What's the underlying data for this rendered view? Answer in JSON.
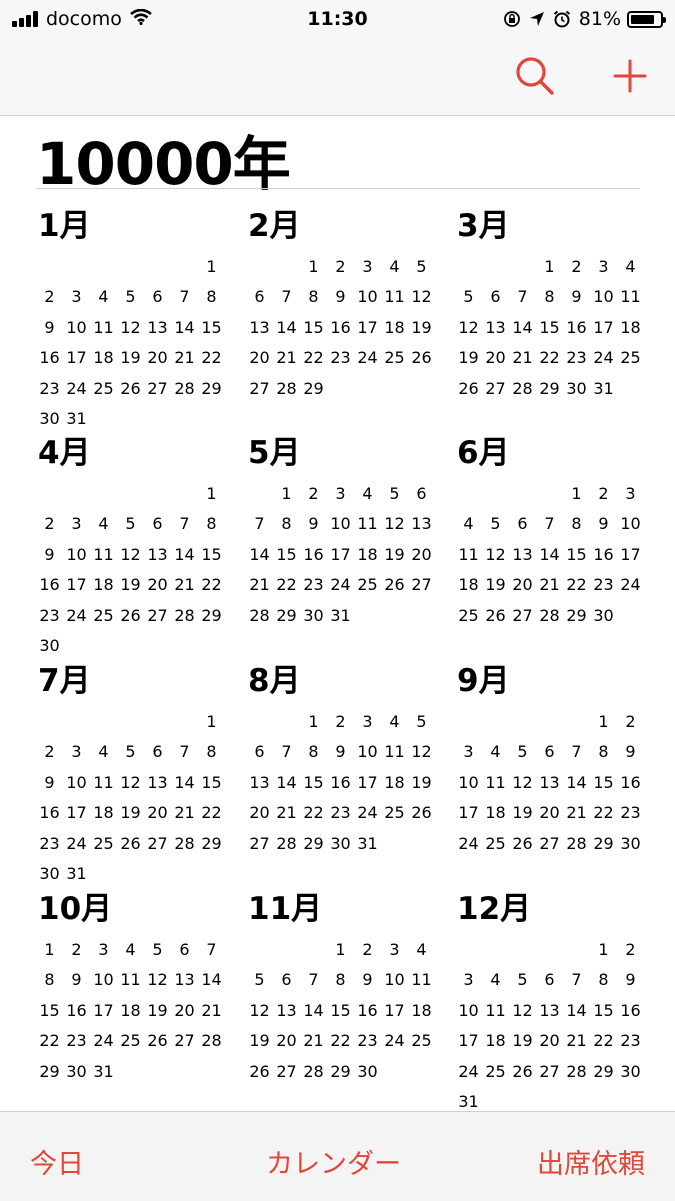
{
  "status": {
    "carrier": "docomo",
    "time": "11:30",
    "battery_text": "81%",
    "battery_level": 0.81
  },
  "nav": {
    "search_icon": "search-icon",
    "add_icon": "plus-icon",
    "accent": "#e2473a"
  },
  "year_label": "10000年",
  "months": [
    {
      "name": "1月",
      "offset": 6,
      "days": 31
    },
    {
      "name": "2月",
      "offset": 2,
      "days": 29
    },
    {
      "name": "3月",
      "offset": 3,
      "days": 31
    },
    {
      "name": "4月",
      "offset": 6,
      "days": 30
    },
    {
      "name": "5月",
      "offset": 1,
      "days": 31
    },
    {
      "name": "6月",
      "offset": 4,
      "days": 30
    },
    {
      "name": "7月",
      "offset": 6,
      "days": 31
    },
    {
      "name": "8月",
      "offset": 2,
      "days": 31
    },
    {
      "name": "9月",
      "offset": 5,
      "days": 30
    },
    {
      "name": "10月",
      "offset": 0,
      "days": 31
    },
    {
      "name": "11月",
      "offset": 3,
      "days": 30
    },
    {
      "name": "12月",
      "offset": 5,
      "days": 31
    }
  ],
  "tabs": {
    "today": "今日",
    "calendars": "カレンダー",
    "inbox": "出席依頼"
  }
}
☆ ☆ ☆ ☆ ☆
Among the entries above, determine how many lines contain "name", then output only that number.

### Output for this task:
12